Steak is like the Rolls-Royce of meat options. It's often enjoyed as a celebratory dinner at steakhouses and costs a pretty penny, depending on what kind of cut you purchase. This is especially true for American wagyu and Japanese Kobe beef, per Bow River Meat Market. However, tasty steak dinners can also utilize cheaper cuts, like sirloin and flank steak, via CNET.

Either way, such steaks must be seasoned for those enriched salty and umami flavor notes. Salt, in particular, helps tenderize steak by breaking down lean muscle proteins and aids in the golden-brown coloring and enhanced flavors of the Maillard reaction, per Criollo Grass Fed Beef. Salt, thyme, oregano, and yellow mustard powder are known to pair well with steaks, as noted by Spices Inc. Seasonings like these are, of course, common for savory dishes, but what about adding layers of sweetness to the mix?

It might sound strange to season steaks with something sweet, but we assure you, doing so results in a perfectly caramelized crust with mouth-watering beefy, charred flavors, as told by America's Test Kitchen. Here's what that sweet ingredient is.

Dessert would be nothing without...

That magically-sweet ingredient is sugar. It's found in condiments, prepared foods, desserts, and syrups, according to Harvard Medical School, but this sweet stuff can also be used as a secret ingredient to elevate the richness of steaks.

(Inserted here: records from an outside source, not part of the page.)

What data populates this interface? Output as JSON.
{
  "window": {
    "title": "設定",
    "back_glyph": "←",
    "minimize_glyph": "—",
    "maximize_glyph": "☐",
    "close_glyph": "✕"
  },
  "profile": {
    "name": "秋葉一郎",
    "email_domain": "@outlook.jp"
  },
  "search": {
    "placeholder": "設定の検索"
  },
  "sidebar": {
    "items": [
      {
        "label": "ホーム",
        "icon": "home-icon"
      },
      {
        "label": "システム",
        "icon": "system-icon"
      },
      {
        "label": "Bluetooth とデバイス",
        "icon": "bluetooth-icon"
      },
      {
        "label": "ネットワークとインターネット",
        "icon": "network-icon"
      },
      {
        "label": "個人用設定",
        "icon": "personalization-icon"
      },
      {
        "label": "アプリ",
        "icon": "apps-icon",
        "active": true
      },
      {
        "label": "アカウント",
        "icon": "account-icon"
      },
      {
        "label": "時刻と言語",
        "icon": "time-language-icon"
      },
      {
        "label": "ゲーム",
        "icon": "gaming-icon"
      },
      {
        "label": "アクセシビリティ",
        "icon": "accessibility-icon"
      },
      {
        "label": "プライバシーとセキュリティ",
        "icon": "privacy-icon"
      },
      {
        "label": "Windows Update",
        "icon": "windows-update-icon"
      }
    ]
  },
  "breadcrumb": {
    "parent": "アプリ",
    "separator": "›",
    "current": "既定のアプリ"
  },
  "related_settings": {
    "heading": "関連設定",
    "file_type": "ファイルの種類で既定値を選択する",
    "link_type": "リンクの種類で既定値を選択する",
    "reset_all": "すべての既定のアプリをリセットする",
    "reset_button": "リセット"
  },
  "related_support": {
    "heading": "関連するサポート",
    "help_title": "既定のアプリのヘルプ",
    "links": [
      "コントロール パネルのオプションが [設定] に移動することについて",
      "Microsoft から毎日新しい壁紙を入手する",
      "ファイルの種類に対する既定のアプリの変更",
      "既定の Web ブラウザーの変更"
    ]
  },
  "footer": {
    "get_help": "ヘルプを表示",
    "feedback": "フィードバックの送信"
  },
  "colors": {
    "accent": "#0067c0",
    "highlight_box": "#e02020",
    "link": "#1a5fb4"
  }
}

America's Test Kitchen states that 4 parts sugar to 3 parts salt should be used to achieve a charred crust that would make many steakhouses jealous. The outlet explains that salt decreases the moisture levels of steak, which then "dissolves the sugar." The rub should be sprinkled "before a one-hour rest at room temperature" and right before you cook the steak. Thick steaks should also be used and moved around every so often, especially after caramelization occurs so that the sugars won't scorch.

Kitchn notes that a scorching grill should be used with clean, oiled grates (neutral oil is best here). Other than that, the process is pretty similar to cooking other steaks. Simply grill the steaks, rotate them at a 45-degree angle for those coveted grill marks, and flip. Grill to your desired temperature preference (make sure those sugars don't burn) and let the steaks rest on a cooling rack before enjoying. The result is subtly sweet with "supercharged" beefy flavors that give other steak recipes a run for their money.